This is the sequel to Sabriel, and it is even better. Lirael is a young girl, a Clayr without the Sight; the ability to See into the present and possible futures. The sight is the only true birthright of the Clayr, and Lirael has always felt left out without it. The book starts on Lirael's fourteenth birthday, when she is in the room in the Clayr's glacier where the guests eat their meals. A young man comes up to her and mistakes her for a visitor, because by the time a Daughter of the Clayr is 14, she normally has the sight. But Lirael is not a normal Clayr by any means. She does things that other Clayr wouldn't even dream of doing. Dangerous things, risking her life to save others. Not only can Lirael not See, she has never been Seen, except a very long time ago. But that all changes five years later on her nineteenth birthday, when she is told to go leave the Clayr's glacier forever... This is an adventure none of the other Clayr would go on, for Lirael is no ordinary Clayr. Lirael is much more. But wherever she goes, Lirael will always be a Daughter of the Clayr.

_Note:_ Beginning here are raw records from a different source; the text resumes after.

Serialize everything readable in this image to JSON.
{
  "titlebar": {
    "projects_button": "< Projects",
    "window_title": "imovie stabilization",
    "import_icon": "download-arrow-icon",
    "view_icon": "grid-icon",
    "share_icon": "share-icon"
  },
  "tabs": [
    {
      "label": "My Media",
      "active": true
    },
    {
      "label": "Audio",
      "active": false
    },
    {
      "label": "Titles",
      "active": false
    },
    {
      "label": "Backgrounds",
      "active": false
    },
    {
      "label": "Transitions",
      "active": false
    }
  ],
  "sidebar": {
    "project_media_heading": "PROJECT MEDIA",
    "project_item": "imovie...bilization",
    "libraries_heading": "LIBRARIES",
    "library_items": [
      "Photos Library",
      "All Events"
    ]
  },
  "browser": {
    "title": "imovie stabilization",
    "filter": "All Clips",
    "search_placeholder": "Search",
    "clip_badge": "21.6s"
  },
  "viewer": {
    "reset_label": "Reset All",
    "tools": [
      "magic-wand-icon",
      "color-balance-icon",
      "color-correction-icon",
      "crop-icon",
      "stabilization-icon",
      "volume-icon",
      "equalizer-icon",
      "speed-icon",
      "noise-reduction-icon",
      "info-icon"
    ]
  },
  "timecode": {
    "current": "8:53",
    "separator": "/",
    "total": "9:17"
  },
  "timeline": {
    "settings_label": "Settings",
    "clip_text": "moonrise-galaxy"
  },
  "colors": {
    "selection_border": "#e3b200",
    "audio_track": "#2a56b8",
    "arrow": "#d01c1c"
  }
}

I thought that this book was better than Sabriel, and more enjoyable. I love the different characters that Garth Nix thinks up and the way he describes them. I would give this book 9.3 out of 10.
Saturday, 12 December 2009
This book is about magic - but not about the sort of Harry Potter magic, this is very different. It isn't all fun and games, it's really serious stuff, things that the whole of the world will suffer if something bad happens. And bad things do happen. I found the prologue quite depressing and confusing, but the first chapter seemed a lot more light-hearted and cheery. After a while though, the mood drops, and it becomes much more serious. I think I got to about chapter five and then didn't read any more for a couple of months. I then, out of desperation and lack of things to read, began to read it agian and really enjoyed it. It is fast-paced, dramatic and gripping. When I had finished Sabriel, I really wanted the second book, Lirael. An unusual thing about Sabriel is that the book has a very odd font, which doesn't really affect my review but I thought it strange at the time. It doesn't make it any harder to read, but I just felt like mentioning it. I would give this book 8.5 out of 10.